  • Be prepared to further explain the skills and experiences mentioned on your CV. Ensure you have examples to give and are able to explain what you did in a given situation, what went well, some of the things that may have hindered you and how you dealt with any problems.
  • Try to think of some of the questions that you would ask yourself if you were the new employer and practice what answers you would give.
  • Think about any work shop tasks you might be asked to complete.
  • Most interview questions begin along the lines of “tell me about yourself” or “talk me through your work experiences so far”. Make sure you have prepared a response to this type of question. It doesn’t have to be a life history, just a brief and clear re-cap of your working life and maybe something about what you do outside of work as well.
  • Know your potential employer. Try to gather some information about them before the interview. (Fast-fit bays, bodyshops, how many technicians in the workshop? etc.)

During the interview

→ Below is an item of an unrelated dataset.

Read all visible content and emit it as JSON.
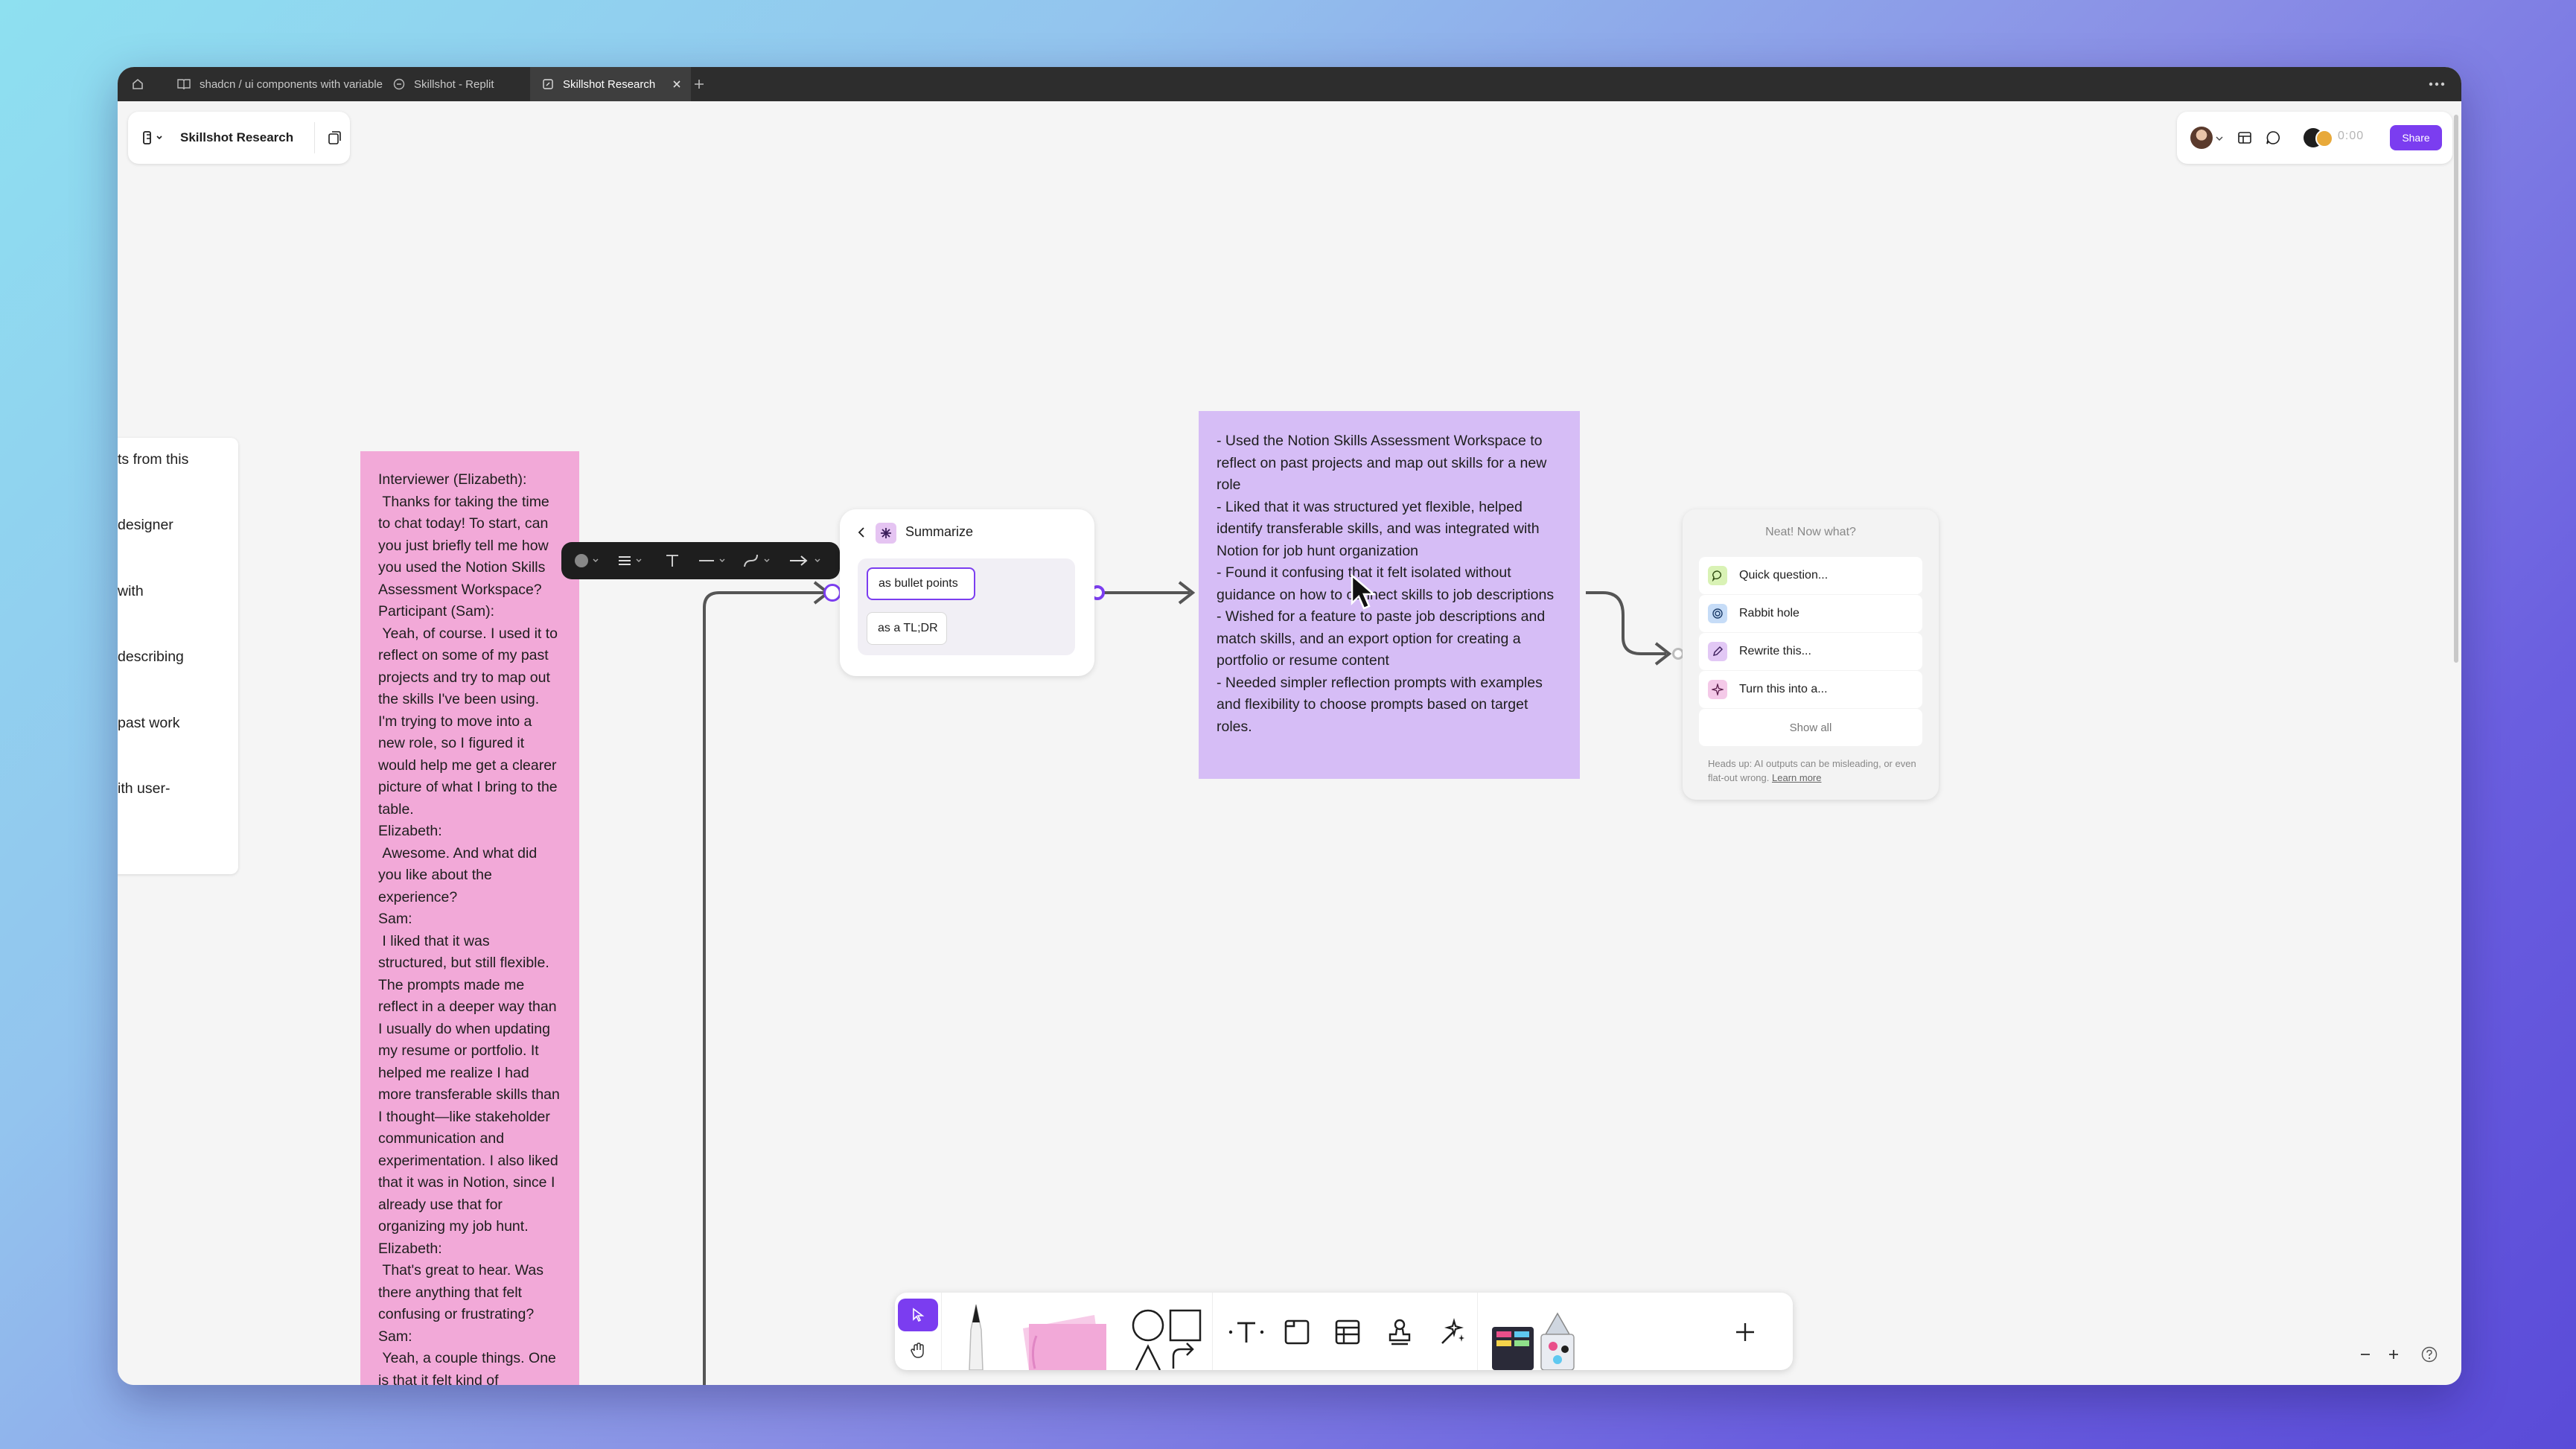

If you have prepared well, i.e. you know about the job you are applying for, you know your CV or what you originally wrote on your application form and you know something about the company, then you should feel confident to answer any question that the interviewer may ask.

  • If you are asked a question you do not understand, ask the interviewer to repeat it or re-phrase how they’ve asked it. This is much better than saying, “I don’t know” or giving an answer off the top of your head.
  • Don’t worry about stopping to think before you answer. Again this shows that you are thinking carefully about your answer rather than rushing your responses.
  • Try to avoid answering with just a ‘Yes’ or a ‘No’
  • Remember, the interviewer is interested in you as a person and what experiences you’ve had. Be prepared to expand on your CV or application form.
  • The interviewer should be looking for evidence that you can do what you’ve said you can. Be prepared to substantiate what you say with real life examples.
  • If you are asked how you deal with problems at work, keep your answers positive and think of suggestions for how you would like things to improve.
  • If you need to ask questions during the interview, keep them brief. There should be time at the end of the interview for you to ask any questions you may have.
  • Never run down or make negative comments about your current employer. And don’t emphasise any difficulties you may have had with a manager – this could send the wrong message.

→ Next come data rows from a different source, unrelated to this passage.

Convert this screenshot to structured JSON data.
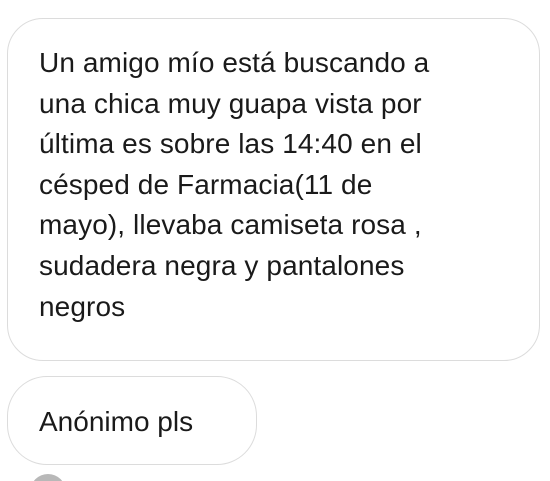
{
  "conversation": {
    "messages": [
      {
        "text": "Un amigo mío está buscando a\nuna chica muy guapa vista por\núltima es sobre las 14:40 en el\ncésped de Farmacia(11 de\nmayo), llevaba camiseta rosa ,\nsudadera negra y pantalones\nnegros"
      },
      {
        "text": "Anónimo pls"
      }
    ]
  },
  "colors": {
    "bubble_border": "#dcdcdc",
    "text": "#1a1a1a",
    "background": "#ffffff"
  },
  "icons": {
    "reaction": "heart-icon"
  }
}
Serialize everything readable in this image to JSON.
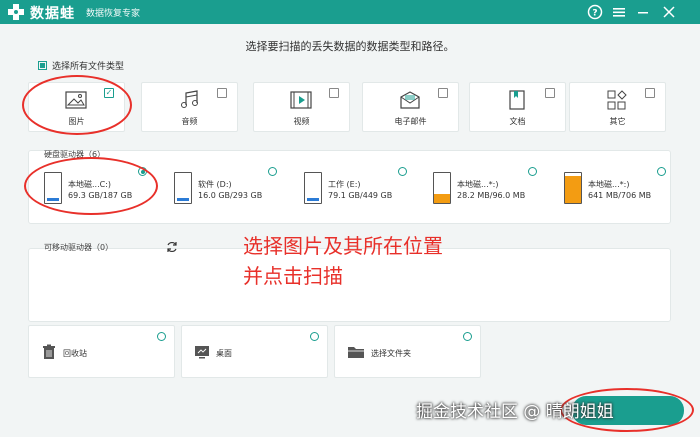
{
  "app": {
    "brand": "数据蛙",
    "subtitle": "数据恢复专家"
  },
  "colors": {
    "accent": "#1a9e8f",
    "annotation": "#e8302a",
    "drive_fill": "#f39c12"
  },
  "heading": "选择要扫描的丢失数据的数据类型和路径。",
  "select_all_label": "选择所有文件类型",
  "file_types": [
    {
      "label": "图片",
      "icon": "image-icon",
      "checked": true
    },
    {
      "label": "音频",
      "icon": "music-icon",
      "checked": false
    },
    {
      "label": "视频",
      "icon": "video-icon",
      "checked": false
    },
    {
      "label": "电子邮件",
      "icon": "mail-icon",
      "checked": false
    },
    {
      "label": "文档",
      "icon": "document-icon",
      "checked": false
    },
    {
      "label": "其它",
      "icon": "other-icon",
      "checked": false
    }
  ],
  "hard_drives": {
    "title": "硬盘驱动器（6）",
    "items": [
      {
        "name": "本地磁...C:)",
        "size": "69.3 GB/187 GB",
        "used_fraction": 0.37,
        "selected": true
      },
      {
        "name": "软件 (D:)",
        "size": "16.0 GB/293 GB",
        "used_fraction": 0.05,
        "selected": false
      },
      {
        "name": "工作 (E:)",
        "size": "79.1 GB/449 GB",
        "used_fraction": 0.18,
        "selected": false
      },
      {
        "name": "本地磁...*:)",
        "size": "28.2 MB/96.0 MB",
        "used_fraction": 0.29,
        "selected": false
      },
      {
        "name": "本地磁...*:)",
        "size": "641 MB/706 MB",
        "used_fraction": 0.91,
        "selected": false
      }
    ]
  },
  "removable": {
    "title": "可移动驱动器（0）"
  },
  "locations": [
    {
      "label": "回收站",
      "icon": "recycle-bin-icon"
    },
    {
      "label": "桌面",
      "icon": "desktop-icon"
    },
    {
      "label": "选择文件夹",
      "icon": "folder-icon"
    }
  ],
  "annotation": {
    "line1": "选择图片及其所在位置",
    "line2": "并点击扫描"
  },
  "watermark": "掘金技术社区 @ 晴朗姐姐"
}
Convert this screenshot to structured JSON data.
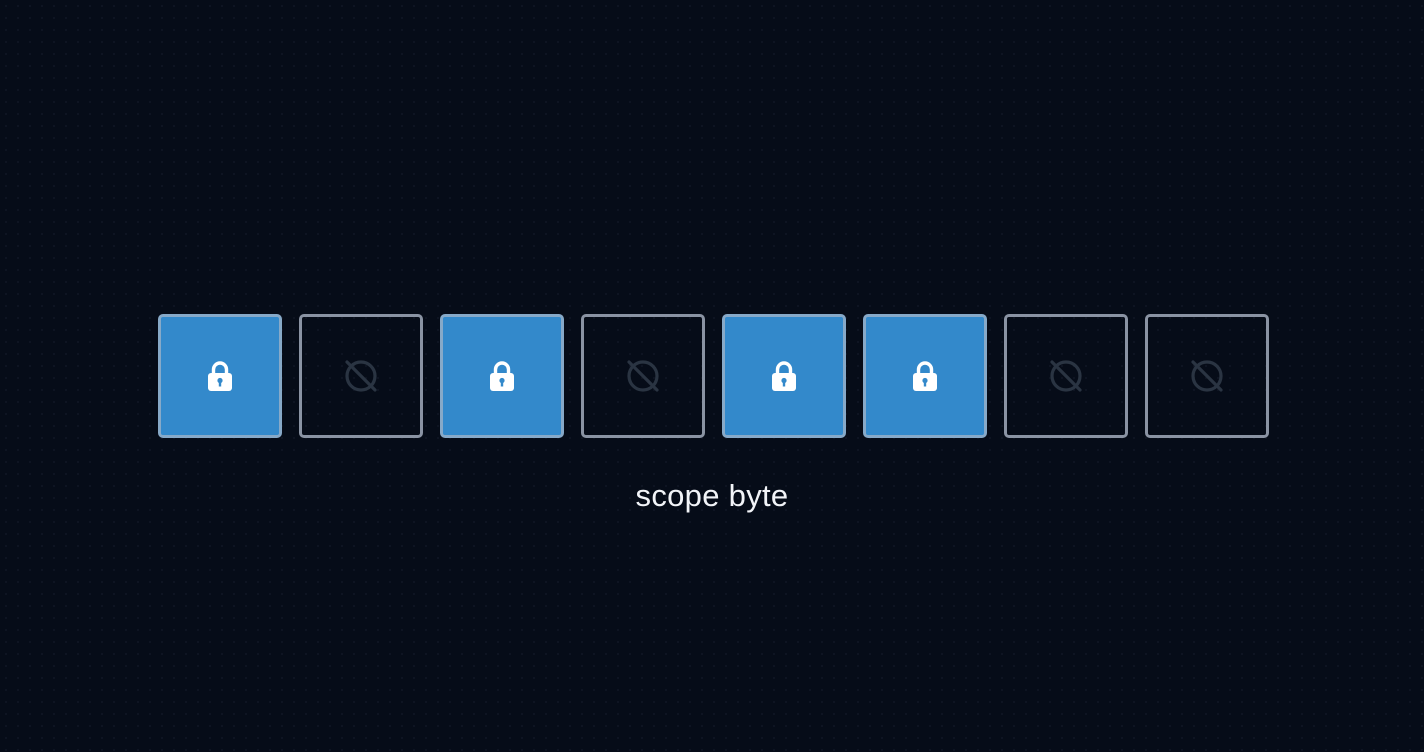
{
  "bits": [
    {
      "state": "on",
      "icon": "lock-icon"
    },
    {
      "state": "off",
      "icon": "slash-circle-icon"
    },
    {
      "state": "on",
      "icon": "lock-icon"
    },
    {
      "state": "off",
      "icon": "slash-circle-icon"
    },
    {
      "state": "on",
      "icon": "lock-icon"
    },
    {
      "state": "on",
      "icon": "lock-icon"
    },
    {
      "state": "off",
      "icon": "slash-circle-icon"
    },
    {
      "state": "off",
      "icon": "slash-circle-icon"
    }
  ],
  "caption": "scope byte",
  "colors": {
    "background": "#060c18",
    "bit_on_fill": "#3389cb",
    "bit_on_border": "#87a9c8",
    "bit_off_border": "#8a93a3",
    "lock_icon": "#ffffff",
    "slash_icon": "#2a3442",
    "caption_text": "#f2f4f8"
  }
}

At the end of the interview

Interviews are a two-way process and at the end of the interview you should be given the chance to ask questions. Try to keep your questions as a combination of what’s important to you but also demonstrate an interest in the job or company.

If it helps, write your questions down before the interview. Here are some suggestions:

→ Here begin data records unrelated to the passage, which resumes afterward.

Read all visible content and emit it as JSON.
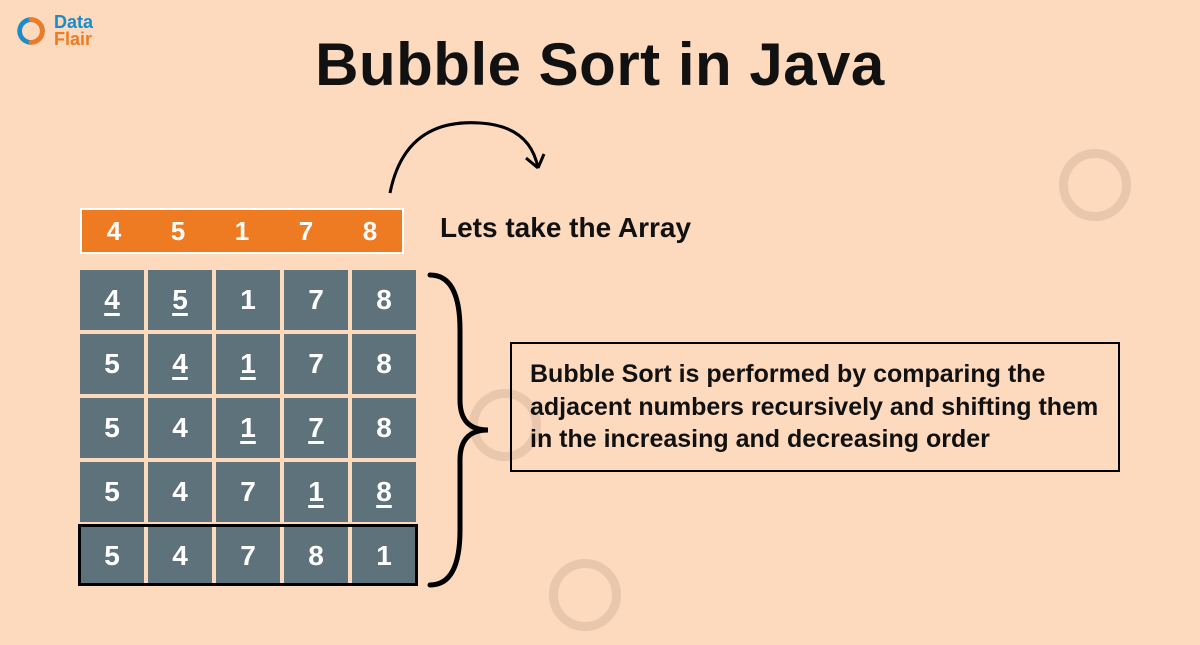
{
  "logo": {
    "line1": "Data",
    "line2": "Flair"
  },
  "title": "Bubble Sort in Java",
  "header_row": [
    "4",
    "5",
    "1",
    "7",
    "8"
  ],
  "header_label": "Lets take the Array",
  "grid_rows": [
    [
      {
        "v": "4",
        "u": true
      },
      {
        "v": "5",
        "u": true
      },
      {
        "v": "1",
        "u": false
      },
      {
        "v": "7",
        "u": false
      },
      {
        "v": "8",
        "u": false
      }
    ],
    [
      {
        "v": "5",
        "u": false
      },
      {
        "v": "4",
        "u": true
      },
      {
        "v": "1",
        "u": true
      },
      {
        "v": "7",
        "u": false
      },
      {
        "v": "8",
        "u": false
      }
    ],
    [
      {
        "v": "5",
        "u": false
      },
      {
        "v": "4",
        "u": false
      },
      {
        "v": "1",
        "u": true
      },
      {
        "v": "7",
        "u": true
      },
      {
        "v": "8",
        "u": false
      }
    ],
    [
      {
        "v": "5",
        "u": false
      },
      {
        "v": "4",
        "u": false
      },
      {
        "v": "7",
        "u": false
      },
      {
        "v": "1",
        "u": true
      },
      {
        "v": "8",
        "u": true
      }
    ],
    [
      {
        "v": "5",
        "u": false
      },
      {
        "v": "4",
        "u": false
      },
      {
        "v": "7",
        "u": false
      },
      {
        "v": "8",
        "u": false
      },
      {
        "v": "1",
        "u": false
      }
    ]
  ],
  "description": "Bubble Sort is performed by comparing the adjacent numbers recursively and shifting them in the increasing and decreasing order"
}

  • What are the main responsibilities of the job?
  • How many people are in the team I will be working with?
  • What efficiencies will I be expected to achieve?
  • How busy is the workshop generally?
  • What training can I expect to get?
  • What opportunities are there for career with the Company?
  • When will you be making a decision?

Once the interview is over, the interviewer should let you know what happens next. For example, you may be called for another interview or you may simply receive a letter in the post letting you know if you were successful or not.

When you leave, thank the interviewer for their time and wish them Goodbye.

Practice questions

Why not begin your preparation now! If you would like to practice your responses to some general interview questions click here

Another way you could prepare for an interview is to ask your line manager or another colleague to ‘role-play’ the interview with you. Ask them to ask you the practice questions as if you were actually being interviewed.

This can benefit those that have not been interviewed for some time.